But I, as the dead, can speak any way I like.

 

I believe that Jesus died for my sins. Absolutely. I also know that I responded imperfectly to the graces He won for me. And that, since “nothing unclean enters heaven,” I could probably stand some purification before standing in the presence of the eternal God. During that process, I’m going to need prayers.

 

So I don’t want you to canonize me. I want you to pray for me.

 

How? Have Masses offered. It’s easy. Just go to any Catholic parish office, make a donation and request a Mass for the repose of my soul. Or more than one. As I write this, Masses can even be ordered on the Internet. By the time I die, who knows?

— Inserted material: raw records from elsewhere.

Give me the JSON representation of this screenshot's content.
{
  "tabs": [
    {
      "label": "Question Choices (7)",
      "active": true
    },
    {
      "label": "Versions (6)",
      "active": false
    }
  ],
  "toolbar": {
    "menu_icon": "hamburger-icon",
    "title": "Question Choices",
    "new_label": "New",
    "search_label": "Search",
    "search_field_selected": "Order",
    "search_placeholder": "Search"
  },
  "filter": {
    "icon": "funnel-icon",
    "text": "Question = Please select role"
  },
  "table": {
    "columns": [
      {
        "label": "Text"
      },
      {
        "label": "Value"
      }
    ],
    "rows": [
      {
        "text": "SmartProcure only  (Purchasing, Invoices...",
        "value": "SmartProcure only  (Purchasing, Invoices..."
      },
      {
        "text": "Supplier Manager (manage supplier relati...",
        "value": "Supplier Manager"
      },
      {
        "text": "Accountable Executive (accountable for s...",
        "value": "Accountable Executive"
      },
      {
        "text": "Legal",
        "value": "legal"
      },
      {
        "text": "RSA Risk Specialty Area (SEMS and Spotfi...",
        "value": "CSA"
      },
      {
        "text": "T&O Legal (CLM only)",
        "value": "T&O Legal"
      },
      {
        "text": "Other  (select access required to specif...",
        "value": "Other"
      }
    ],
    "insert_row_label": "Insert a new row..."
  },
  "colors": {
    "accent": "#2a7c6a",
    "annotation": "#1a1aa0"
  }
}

Maybe you can have a Mass just by thinking about it.

 

And say prayers for me. With any luck, that little holy card they hand out will contain a prayer. If not, go with this one: “May her soul, and the souls of all the faithful departed, through the mercy of God rest in peace, Amen.”

 

Say that a lot.

 

I know some of you don’t believe in all of this. That’s okay. Do it anyway. Humor me. Others may be thinking I’m being unduly humble, and all of this isn’t necessary. Again, humor me. Because unless I was martyred — unless my death was immediately preceded by a gunman asking if I believe in Jesus Christ — I am relatively certain that I will need the prayers. Actually, even if the gunman scenario actually happened, you should still pray for me, as it is possible I misunderstood the question and thought he was offering me fries or something.

 

And don’t think that, if I’m wrong and I actually made it to heaven in a straight shot, all of this prayer will be wasted. I am quite certain that God will make good use of it.

 

You can view all of this as an investment. You pray for me now, and I will pray for you when your time comes. Because I will be keeping tabs.

 

Okay, so now you get back to the praying and saying all the nice things that people say about the deceased at funerals.

 

But don’t let anybody get too carried away.

 

With love from the great beyond, MB

 

There it is. I am placing a copy in my safe-deposit box. But I am also charging all of you, in the event of my demise, to make sure that it is read. And to pray for me.

 

And while you’re at it, say a prayer for Harmon Hallett. I’m sure he’ll appreciate it.

 

Bonacci is a syndicated columnist based in Denver and the author of  We’re On a Mission from God and Real Love.

 

 

 

 

 

 

 

 

 

© Arlington Catholic Herald 2016